Standing on a ridge at Assurua, Bastos, Omega’s CEO, makes his case for Brazil. Europe is looking to free itself from Russian gas, and nobody is better placed than Brazil to produce ammonia from green hydrogen and ship it across the Atlantic Ocean, he said.
“The sun we have in Brazil, the wind we have, will make it work,” he said.
To unleash this new phase of development, the government needs to exempt the industry from taxes and duties that comprise 40% of electricity bills, in addition to fast-tracking transmission line construction, Bastos said.
The government is working to generate public support. Lula and his economic team regularly boast about multi-billion-dollar deals with European and Chinese industrial companies, as well as oil majors, to jumpstart green hydrogen. So far, the only project to make it past a final investment decision is Unigel’s in Bahia.
One of the problems is that Brazil also has to compete with subsidized US producers of the same hydrogen and ammonia. To make matters worse, manufacturers of the electrolyzers (the key device that splits water into hydrogen and oxygen) are maxed out with a backlog of orders. Most are going to the US.
Unigel, already a major producer of ammonia and other chemicals, got in early and is at the front of the line for key equipment. But it needs to find financial partners to get its second and third phases underway. Otherwise, only a fraction of its $1.5 billion development will become a reality. Unigel came under financial pressure in Brazil this year after fertilizer prices fell.
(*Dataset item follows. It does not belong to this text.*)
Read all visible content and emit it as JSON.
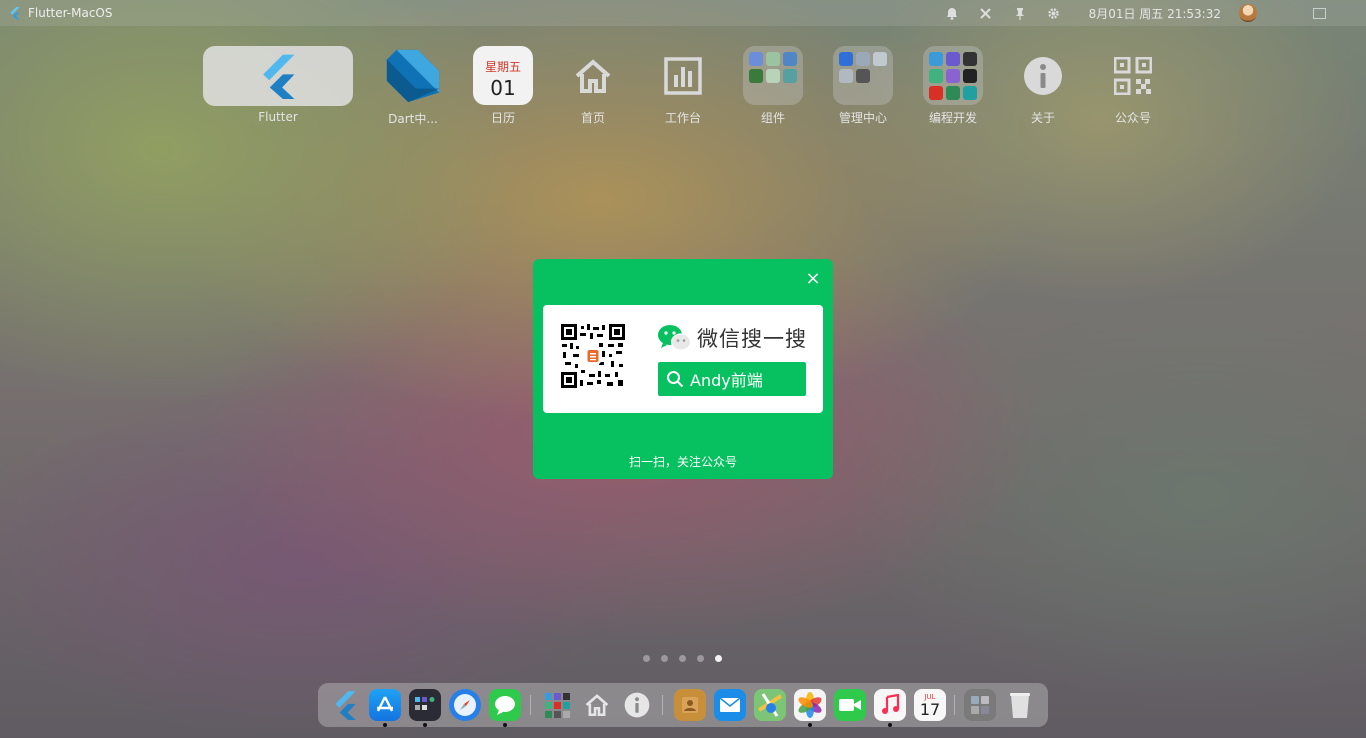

“The next wave will be inaugurated by those willing to pay to be the pioneers,” said Gannoum, from the Brazilian Wind Energy Association. “Humanity doesn’t wait until it exhausts one resource before beginning to use another.”
bloomberg.com 06 29 2023